Blue Touchpaper Press, 2006 - £5.00
Even in the first rush of erotic passion (“Hunting for cunt—/ not wanting to be cured …”), Basil du Toit is concise. These 24 short poems—not really fragments, except perhaps in their lack of titles—sit tidily on the page, advancing the story of the affair in language that’s objective, almost dispassionate. The flattened tone paradoxically makes the poet’s emotions ring true: “Your life is an orchestra the size of a football stadium/ that I’m trying to play my wandering homemade tunes in.” We have no doubt that he’s completely gone on his beloved, but as he describes her in poem after poem, certain unflattering details emerge. She talks endlessly, “down to the smallest details/ … what oils and salts you poured into your bath,/ the way you felt tired at work, what time you left—” She’s not exactly a spring chicken (“I wanted to kiss her gray, gauzed face, / hold the damaged hands …”) or in brilliant physical shape (“Today you let me touch your swollen foot,/ …that old condition of yours flaring up.”) And she’s been psychically damaged, irreparably it turns out, by a broken marriage.
The poet sees that his efforts to fix the relationship are futile. “I bought a book to sort us out,” he writes, “…I wanted to push it, you wanted it to float.” At the end he, too, is damaged. But in the quiet, precise way he describes the damage—like an engineer inspecting a broken machine—he makes us remember that not being damaged is the great illusion of romantic love. “I’ve become an assiduous reader of guides,/ books for perfecting relationships,” he writes, “books on where everything is and how it works/ … I’m fully trained and kitted out/ but I’ll be stood down before the war begins.” No, he won’t. He’ll soldier on.
- Available from the author at Blue Touchpaper Press, 10C Bath Street, Portobello, Edinburgh EH15 1EY, Scotland.

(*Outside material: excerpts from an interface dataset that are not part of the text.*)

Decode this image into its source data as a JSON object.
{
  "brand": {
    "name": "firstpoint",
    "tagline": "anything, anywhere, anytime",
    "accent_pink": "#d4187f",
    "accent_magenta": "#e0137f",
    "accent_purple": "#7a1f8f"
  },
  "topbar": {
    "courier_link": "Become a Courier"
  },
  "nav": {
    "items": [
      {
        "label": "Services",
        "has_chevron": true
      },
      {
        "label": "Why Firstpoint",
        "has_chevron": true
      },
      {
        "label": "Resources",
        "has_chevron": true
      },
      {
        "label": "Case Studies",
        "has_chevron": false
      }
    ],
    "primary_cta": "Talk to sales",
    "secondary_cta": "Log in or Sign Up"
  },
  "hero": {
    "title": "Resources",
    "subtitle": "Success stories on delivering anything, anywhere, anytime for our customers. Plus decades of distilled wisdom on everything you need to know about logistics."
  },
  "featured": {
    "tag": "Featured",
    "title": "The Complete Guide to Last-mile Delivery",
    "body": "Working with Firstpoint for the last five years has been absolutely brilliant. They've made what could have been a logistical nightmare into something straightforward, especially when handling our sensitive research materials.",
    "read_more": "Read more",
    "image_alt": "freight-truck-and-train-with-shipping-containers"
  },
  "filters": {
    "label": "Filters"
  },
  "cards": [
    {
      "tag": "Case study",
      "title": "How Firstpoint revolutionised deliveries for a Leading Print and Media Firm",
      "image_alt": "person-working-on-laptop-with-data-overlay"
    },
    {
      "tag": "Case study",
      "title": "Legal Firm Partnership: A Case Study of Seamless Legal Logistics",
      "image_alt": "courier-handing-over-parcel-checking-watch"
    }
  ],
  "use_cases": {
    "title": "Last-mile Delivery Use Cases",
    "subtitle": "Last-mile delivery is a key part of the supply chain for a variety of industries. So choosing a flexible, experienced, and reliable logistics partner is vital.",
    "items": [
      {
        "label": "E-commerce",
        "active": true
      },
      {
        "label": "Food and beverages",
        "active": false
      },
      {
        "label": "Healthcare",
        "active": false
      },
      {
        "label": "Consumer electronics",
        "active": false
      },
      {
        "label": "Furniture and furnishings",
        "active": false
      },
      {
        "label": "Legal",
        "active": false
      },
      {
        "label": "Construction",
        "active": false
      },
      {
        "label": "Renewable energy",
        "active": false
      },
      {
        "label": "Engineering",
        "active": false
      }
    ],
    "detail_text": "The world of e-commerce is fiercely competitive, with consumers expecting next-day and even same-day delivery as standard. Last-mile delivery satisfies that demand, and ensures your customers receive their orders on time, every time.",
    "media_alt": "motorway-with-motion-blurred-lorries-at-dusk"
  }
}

The Common Reader says of 24 fragments from a love affair: The photograph on the cover is beautiful and many of the poems are beautiful too. Fragment number 8 is a very tender account of a shared, intimate private act of kindness which I thought was truly touching. It begins:
Today you let me touch your swollen foot,
puffy and tender at the base of your toes—
The opening lines of many of the poems are wonderful: “Your garden arrives over the phone—/your voice is full of flowers” and “Every week I fall in love with you again...” But somehow
Hunting for cunt—
not wanting to be cured
of that addiction— (fragment number 4)
didn’t fit. I’d be thrilled to have someone dedicate a collection of poems to me but I’d have to say keep it sweet, Basil, and take the cunt out (and I don’t mean for a drink) ●